Up Close with the MV Agusta Brutale 675 2012 MV Agusta Brutale 675 EICMA 10 635x444

Finally making its public debut, the MV Agusta Brutale 675 was easily one of the most anticipated motorcycles of the 2011 EICMA show. Representing Varese’s commitment to more affordable motorcycles, the Brutale 675 comes with a €8,990 price tag in the EU (US pricing is still up in the air, but should be competitive with the Triumph Street Triple). No exactly a surprise in its design, the 2012 MV Agusta Brutale 675 is true to the Brutale format, and follows the lines of the F3 supersport…without fairings of course.

In person, the MV Agusta Brutale 675 comes with the fit and finish you would expect from the historic Italian brand.
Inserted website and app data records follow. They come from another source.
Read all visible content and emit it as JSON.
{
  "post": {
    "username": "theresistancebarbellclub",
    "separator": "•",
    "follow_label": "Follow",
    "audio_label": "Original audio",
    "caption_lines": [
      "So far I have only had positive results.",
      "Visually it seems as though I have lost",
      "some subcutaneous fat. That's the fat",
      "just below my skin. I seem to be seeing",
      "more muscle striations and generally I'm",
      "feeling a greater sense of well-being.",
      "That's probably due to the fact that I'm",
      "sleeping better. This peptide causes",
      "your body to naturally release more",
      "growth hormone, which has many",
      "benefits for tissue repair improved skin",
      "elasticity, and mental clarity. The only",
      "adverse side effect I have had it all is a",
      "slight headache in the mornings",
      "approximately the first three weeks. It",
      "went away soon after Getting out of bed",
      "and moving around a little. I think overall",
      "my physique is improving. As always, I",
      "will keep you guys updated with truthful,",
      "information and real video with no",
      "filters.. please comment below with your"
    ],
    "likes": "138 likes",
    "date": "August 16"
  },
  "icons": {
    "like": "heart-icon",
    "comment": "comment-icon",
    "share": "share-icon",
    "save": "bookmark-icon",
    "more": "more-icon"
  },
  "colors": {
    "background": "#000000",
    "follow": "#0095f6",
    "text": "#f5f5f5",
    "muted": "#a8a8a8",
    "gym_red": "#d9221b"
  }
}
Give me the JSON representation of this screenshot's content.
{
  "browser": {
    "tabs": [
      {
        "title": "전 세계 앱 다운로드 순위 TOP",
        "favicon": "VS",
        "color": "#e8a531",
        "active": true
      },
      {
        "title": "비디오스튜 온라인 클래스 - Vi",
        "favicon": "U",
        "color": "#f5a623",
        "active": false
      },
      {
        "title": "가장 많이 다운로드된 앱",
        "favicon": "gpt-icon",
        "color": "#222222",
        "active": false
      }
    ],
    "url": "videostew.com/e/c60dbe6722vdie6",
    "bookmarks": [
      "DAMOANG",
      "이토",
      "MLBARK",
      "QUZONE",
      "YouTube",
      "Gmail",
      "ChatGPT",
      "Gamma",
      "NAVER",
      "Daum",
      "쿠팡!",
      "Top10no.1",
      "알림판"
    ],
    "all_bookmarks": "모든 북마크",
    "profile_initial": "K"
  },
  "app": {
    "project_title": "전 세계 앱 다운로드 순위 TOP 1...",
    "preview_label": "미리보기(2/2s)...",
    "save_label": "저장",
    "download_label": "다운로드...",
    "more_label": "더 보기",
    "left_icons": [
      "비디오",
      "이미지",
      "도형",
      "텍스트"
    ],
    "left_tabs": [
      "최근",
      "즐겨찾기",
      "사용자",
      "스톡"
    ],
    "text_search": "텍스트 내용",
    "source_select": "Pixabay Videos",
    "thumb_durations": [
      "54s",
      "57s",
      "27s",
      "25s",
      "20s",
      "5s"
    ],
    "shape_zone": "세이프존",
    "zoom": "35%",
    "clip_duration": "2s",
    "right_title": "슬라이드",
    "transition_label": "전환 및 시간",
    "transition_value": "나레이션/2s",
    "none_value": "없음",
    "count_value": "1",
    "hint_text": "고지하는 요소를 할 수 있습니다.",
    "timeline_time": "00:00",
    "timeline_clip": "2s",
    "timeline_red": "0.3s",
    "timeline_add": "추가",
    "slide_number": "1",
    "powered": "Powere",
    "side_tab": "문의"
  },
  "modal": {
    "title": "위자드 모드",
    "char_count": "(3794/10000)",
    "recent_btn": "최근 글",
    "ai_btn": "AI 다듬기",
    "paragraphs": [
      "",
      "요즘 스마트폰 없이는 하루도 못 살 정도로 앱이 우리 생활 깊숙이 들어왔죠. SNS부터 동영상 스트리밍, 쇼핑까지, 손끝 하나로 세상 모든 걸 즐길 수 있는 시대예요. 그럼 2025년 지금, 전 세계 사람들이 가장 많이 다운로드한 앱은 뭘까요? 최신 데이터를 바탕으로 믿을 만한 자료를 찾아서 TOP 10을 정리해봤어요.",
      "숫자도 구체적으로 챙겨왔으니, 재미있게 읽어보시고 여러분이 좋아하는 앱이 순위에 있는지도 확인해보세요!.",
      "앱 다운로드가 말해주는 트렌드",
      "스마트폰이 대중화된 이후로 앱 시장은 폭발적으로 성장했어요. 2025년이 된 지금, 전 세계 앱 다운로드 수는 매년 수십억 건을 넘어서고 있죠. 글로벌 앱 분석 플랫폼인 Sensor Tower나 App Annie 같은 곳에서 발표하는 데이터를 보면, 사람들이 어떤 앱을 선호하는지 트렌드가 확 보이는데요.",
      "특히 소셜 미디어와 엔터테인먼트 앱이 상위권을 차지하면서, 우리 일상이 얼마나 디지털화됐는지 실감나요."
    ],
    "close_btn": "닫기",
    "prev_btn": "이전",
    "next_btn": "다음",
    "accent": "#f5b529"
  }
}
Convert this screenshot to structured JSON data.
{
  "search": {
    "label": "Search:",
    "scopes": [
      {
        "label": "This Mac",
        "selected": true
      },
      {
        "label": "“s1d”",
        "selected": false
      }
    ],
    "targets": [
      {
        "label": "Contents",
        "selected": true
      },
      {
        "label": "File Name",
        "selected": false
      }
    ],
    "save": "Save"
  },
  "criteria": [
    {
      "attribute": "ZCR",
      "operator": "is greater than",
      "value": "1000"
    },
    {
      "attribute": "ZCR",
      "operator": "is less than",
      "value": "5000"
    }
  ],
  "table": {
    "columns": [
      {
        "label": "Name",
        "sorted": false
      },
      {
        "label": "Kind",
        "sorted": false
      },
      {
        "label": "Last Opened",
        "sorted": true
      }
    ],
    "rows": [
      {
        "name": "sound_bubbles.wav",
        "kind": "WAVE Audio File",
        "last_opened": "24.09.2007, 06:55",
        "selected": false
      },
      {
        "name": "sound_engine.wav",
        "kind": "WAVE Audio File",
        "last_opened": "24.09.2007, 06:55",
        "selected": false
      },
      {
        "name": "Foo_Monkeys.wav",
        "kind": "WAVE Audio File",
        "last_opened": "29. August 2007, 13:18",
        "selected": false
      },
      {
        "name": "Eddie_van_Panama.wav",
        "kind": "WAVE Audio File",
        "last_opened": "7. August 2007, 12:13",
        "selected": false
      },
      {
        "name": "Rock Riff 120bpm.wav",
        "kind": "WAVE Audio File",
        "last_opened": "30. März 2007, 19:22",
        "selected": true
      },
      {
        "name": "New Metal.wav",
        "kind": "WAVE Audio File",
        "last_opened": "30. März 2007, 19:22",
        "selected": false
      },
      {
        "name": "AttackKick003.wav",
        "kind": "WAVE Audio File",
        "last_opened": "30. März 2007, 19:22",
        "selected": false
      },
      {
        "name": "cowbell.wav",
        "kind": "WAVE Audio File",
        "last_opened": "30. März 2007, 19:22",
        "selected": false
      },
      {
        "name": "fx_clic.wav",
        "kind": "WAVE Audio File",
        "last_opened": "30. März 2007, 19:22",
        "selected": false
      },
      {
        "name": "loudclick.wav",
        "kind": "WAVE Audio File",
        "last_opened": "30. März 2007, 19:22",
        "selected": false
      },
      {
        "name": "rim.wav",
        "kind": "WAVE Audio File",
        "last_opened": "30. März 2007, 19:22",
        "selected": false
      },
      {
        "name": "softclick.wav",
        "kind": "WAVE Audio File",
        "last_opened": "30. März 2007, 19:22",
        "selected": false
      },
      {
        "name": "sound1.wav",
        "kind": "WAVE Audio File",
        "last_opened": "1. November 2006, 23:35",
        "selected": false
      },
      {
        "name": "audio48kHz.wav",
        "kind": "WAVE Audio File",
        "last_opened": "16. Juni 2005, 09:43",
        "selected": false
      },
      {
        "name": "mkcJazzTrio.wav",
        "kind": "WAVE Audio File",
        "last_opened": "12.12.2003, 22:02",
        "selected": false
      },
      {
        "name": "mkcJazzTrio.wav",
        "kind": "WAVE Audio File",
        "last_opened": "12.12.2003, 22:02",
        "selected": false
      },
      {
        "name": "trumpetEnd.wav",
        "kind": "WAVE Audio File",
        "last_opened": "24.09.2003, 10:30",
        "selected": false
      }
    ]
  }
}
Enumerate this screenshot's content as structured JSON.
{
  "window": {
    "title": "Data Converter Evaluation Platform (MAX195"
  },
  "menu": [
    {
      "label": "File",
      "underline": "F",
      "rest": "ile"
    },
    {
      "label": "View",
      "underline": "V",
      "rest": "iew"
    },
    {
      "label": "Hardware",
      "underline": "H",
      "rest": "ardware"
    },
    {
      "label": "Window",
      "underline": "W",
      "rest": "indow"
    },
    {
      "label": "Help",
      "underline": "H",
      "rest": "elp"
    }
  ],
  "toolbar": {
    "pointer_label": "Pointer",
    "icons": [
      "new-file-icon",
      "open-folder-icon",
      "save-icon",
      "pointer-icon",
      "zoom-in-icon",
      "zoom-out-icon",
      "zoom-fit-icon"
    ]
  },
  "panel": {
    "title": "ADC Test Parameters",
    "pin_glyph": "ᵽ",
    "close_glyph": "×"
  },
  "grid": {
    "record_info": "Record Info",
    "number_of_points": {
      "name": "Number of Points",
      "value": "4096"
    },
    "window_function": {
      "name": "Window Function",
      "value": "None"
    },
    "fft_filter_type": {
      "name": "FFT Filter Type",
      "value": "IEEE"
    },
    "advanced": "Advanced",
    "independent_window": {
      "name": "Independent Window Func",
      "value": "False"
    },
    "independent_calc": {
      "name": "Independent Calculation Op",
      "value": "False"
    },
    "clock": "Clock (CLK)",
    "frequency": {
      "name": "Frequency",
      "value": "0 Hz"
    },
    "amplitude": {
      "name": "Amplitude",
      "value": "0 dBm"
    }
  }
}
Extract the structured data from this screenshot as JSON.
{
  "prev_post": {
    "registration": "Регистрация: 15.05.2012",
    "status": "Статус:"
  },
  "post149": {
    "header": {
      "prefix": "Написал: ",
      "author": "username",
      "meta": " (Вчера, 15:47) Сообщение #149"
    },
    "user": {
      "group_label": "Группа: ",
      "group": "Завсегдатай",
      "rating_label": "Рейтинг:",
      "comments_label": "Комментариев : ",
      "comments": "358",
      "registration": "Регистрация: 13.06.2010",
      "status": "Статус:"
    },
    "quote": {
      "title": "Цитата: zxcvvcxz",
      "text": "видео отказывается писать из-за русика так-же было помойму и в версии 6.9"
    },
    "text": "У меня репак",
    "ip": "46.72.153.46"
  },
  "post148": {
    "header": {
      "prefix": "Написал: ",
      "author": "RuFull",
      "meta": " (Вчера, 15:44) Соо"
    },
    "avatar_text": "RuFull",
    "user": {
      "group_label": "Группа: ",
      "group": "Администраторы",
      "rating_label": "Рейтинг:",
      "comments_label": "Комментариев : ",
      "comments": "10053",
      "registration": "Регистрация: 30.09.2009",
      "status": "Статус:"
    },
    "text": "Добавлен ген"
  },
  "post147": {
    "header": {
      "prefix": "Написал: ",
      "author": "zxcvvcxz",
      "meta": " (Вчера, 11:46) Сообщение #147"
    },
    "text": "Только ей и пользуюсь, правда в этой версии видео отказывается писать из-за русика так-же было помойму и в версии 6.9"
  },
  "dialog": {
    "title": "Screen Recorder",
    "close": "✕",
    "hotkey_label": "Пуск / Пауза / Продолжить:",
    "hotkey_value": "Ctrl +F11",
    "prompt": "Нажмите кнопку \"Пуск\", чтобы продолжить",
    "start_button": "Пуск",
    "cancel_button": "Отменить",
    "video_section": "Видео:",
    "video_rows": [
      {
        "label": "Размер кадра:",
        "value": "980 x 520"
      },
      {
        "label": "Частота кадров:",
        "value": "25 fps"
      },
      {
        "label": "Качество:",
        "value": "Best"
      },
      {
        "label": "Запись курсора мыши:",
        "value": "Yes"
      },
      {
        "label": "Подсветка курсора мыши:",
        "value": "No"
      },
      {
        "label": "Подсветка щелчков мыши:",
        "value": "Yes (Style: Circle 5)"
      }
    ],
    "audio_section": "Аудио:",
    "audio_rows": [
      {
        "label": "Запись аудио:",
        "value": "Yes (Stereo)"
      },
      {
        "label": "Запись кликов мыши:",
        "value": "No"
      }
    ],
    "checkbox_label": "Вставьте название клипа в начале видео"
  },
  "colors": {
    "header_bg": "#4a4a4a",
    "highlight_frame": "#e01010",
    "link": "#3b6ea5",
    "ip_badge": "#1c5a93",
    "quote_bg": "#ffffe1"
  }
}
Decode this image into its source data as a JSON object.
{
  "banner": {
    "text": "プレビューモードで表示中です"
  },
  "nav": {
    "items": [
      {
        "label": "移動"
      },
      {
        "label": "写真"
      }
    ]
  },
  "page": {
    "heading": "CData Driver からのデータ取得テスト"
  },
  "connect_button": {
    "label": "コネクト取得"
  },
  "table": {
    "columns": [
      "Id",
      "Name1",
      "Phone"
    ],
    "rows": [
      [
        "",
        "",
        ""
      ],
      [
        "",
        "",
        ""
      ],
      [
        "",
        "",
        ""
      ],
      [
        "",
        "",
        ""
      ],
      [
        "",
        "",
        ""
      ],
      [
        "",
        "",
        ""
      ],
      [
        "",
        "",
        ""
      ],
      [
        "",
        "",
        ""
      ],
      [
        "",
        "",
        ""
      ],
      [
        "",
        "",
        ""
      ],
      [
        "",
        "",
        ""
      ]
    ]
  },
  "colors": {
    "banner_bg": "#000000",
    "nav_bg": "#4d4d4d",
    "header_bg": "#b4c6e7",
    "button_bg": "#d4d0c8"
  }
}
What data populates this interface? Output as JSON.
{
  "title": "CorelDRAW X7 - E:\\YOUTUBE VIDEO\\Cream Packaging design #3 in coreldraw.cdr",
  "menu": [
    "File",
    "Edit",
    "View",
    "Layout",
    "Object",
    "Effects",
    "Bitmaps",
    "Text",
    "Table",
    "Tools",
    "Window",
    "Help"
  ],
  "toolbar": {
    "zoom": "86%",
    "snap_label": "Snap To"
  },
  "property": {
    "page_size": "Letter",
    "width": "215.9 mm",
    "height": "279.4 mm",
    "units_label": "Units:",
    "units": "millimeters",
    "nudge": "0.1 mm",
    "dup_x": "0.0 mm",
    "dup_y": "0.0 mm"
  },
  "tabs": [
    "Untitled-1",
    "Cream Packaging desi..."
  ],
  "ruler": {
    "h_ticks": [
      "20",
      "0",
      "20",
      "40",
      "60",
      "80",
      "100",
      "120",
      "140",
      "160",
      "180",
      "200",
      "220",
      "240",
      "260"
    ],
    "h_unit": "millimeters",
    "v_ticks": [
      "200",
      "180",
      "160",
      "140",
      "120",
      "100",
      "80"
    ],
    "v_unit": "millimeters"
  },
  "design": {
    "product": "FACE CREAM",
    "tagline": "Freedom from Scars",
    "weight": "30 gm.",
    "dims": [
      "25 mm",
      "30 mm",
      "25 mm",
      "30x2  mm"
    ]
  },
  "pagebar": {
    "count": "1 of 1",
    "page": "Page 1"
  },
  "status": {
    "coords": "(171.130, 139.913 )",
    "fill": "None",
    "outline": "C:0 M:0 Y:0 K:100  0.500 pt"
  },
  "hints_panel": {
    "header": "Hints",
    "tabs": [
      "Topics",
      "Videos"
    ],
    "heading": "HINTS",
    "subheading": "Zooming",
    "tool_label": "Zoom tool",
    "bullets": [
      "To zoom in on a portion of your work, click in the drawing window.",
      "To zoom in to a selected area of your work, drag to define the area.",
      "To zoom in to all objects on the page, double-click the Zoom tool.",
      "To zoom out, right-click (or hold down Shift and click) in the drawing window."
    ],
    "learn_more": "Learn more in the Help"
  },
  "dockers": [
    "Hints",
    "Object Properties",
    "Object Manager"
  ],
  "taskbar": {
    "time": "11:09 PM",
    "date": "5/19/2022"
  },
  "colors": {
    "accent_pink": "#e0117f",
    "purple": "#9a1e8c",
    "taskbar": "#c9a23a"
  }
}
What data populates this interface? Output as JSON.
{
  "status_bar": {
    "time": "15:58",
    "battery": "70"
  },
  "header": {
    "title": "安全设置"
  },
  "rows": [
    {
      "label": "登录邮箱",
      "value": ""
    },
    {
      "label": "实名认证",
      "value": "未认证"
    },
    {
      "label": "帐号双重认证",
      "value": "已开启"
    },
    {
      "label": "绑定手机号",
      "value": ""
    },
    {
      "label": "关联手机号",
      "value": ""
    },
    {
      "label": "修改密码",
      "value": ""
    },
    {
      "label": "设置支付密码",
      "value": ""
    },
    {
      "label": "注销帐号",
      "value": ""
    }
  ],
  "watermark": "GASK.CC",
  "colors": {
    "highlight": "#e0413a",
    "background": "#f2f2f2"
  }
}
For as much as I bag on MV Agusta for its various monetary and business troubles, the Italian factory is trying to make available a gorgeous motorcycle at a very attractive price tag. For all the concerns made about how MV Agusta was going “down market” with its brand, the basic bullet points of what defines an MV still remain true with the Brutale 675, which should make it a winner when it comes to market.

MV Agusta F3 675 Details MVICS Electronics Package

11/02/2011 @ 2:54 pm, by Jensen Beeler12 COMMENTS

MV Agusta F3 675 Details MVICS Electronics Package mv agusta f3 675 635x423

MV Agusta must be feeling antsy about the upcoming EICMA show in Milan, as the Italian company first teased its MV Agusta Brutale 675 in a video last week, and today it has released the final specifications of its upcoming 2012 MV Agusta F3 motorcycle. While we’re sure the 126hp 675cc three-cylinder motor, with its 52lbs•ft of torque, will please the discerning supersport purchaser, MV Agusta is betting that its MVICS (Motor & Vehicle Integrated Control System) electronics package is what is really going to get you excited about the Italian machine (did we mention it looks gorgeous too?). Clearly reading our thoughts that electronics are the new horsepower, the MV Agusta F3 675 is now the only supersport to boast ride-by-wire & traction control, and also comes along with optional wheelie and launch control vehicle dynamics.